Morphology of the north american blueberry
The North American highbush blueberry is a shrub and a member of the heather family. It can grow up to 200 cm. This plant is very frost- resistant and can withhold temperatures as low as – 20 C or even – 37 C. Certain varieties might be prone to diseases, if grown in wrong environment. Most of the time however, the North American blueberry is a pretty resilient plant that does not give in to diseases easily.

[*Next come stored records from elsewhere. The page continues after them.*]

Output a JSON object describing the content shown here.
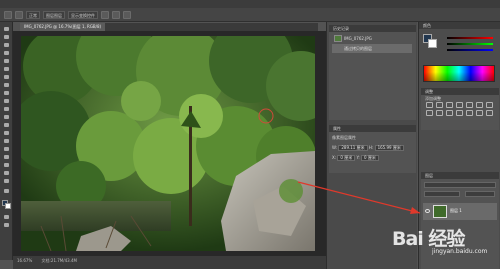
{
  "menubar": {
    "items": []
  },
  "options_bar": {
    "mode_label": "正常",
    "opacity_label": "图层图层",
    "sample_label": "显示变换控件"
  },
  "document": {
    "tab_title": "IMG_0762.JPG @ 16.7%(图层 1, RGB/8)"
  },
  "status": {
    "zoom": "16.67%",
    "doc_info": "文档:21.7M/43.4M"
  },
  "history_panel": {
    "title": "历史记录",
    "items": [
      {
        "label": "IMG_0762.JPG"
      },
      {
        "label": "通过拷贝的图层"
      }
    ]
  },
  "properties_panel": {
    "title": "属性",
    "subtitle": "像素图层属性",
    "w_label": "W:",
    "w_value": "289.11 厘米",
    "h_label": "H:",
    "h_value": "165.99 厘米",
    "x_label": "X:",
    "x_value": "0 厘米",
    "y_label": "Y:",
    "y_value": "0 厘米"
  },
  "color_panel": {
    "title": "颜色",
    "foreground": "#22374f",
    "background": "#ffffff"
  },
  "adjustments_panel": {
    "title": "调整",
    "subtitle": "添加调整"
  },
  "layers_panel": {
    "title": "图层",
    "layers": [
      {
        "name": "图层 1"
      }
    ]
  },
  "watermark": {
    "brand": "Bai  经验",
    "url": "jingyan.baidu.com"
  }
}
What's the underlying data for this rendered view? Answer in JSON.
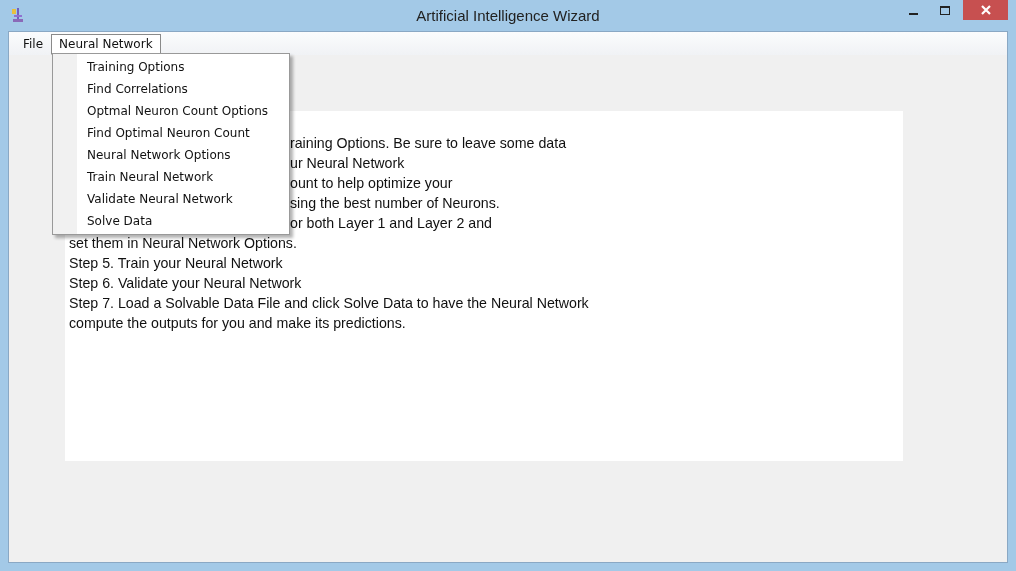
{
  "window": {
    "title": "Artificial Intelligence Wizard"
  },
  "menubar": [
    {
      "label": "File",
      "selected": false
    },
    {
      "label": "Neural Network",
      "selected": true
    }
  ],
  "menu": {
    "items": [
      "Training Options",
      "Find Correlations",
      "Optmal Neuron Count Options",
      "Find Optimal Neuron Count",
      "Neural Network Options",
      "Train Neural Network",
      "Validate Neural Network",
      "Solve Data"
    ]
  },
  "instructions": [
    {
      "text": "raining Options. Be sure to leave some data",
      "kind": "partial"
    },
    {
      "text": "ur Neural Network",
      "kind": "partial"
    },
    {
      "text": "ount to help optimize your",
      "kind": "partial"
    },
    {
      "text": "sing the best number of Neurons.",
      "kind": "partial"
    },
    {
      "text": "or both Layer 1 and Layer 2 and",
      "kind": "partial"
    },
    {
      "text": "set them in Neural Network Options.",
      "kind": "full"
    },
    {
      "text": "Step 5. Train your Neural Network",
      "kind": "full"
    },
    {
      "text": "Step 6. Validate your Neural Network",
      "kind": "full"
    },
    {
      "text": "Step 7. Load a Solvable Data File and click Solve Data to have the Neural Network",
      "kind": "full"
    },
    {
      "text": "compute the outputs for you and make its predictions.",
      "kind": "full"
    }
  ]
}
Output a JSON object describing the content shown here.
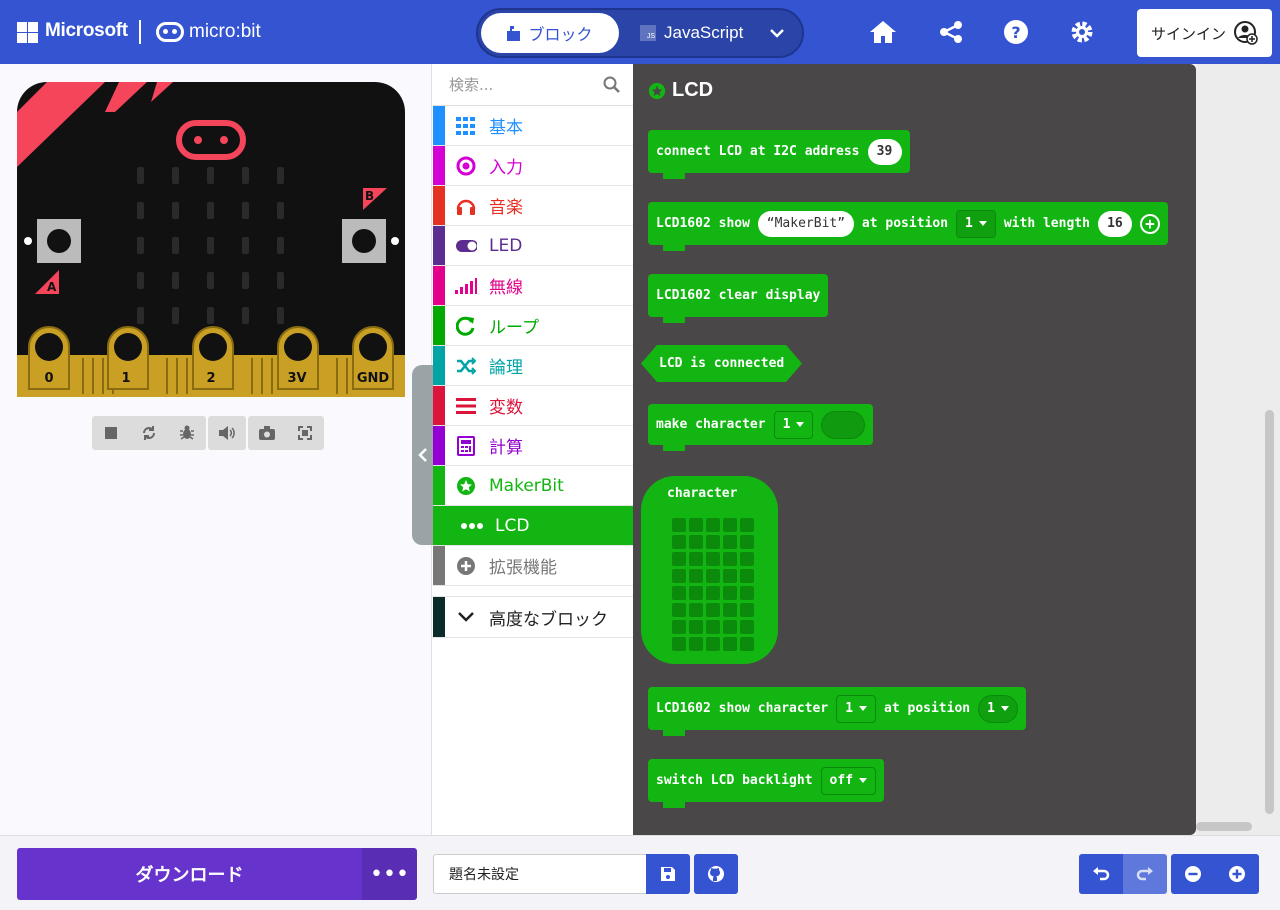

The stems are branched out and create a loose but well proportioned shape. Both the long and short offshoots grow flower pods. The leaves are elongated, almost egg- shaped, the surface is leather- like, the colors range anywhere from dark green to bright, vivid green. The surface of the leaves can be either glossy or matte- depending on the plant variety.
The flowers of the North American berry grow clustered in bunches, are bell-shaped, white or pale pink; they bloom starting at the beginning of April for four to six weeks and are pollinated by bees and bumblebees.
The berries are rather large, round, might be slightly flattened, range in color anywhere from purple to light blue, the wax- like film can be thin or thicker but is always present. The intensity of the aroma depends on the variety, the flesh is green, its juice does not tint the skin. What is typical for the highbush blueberry is the significant amount of side roots, which function is that of an absorbant hair, a root hair- which in case of heather- like plants is rather unusual.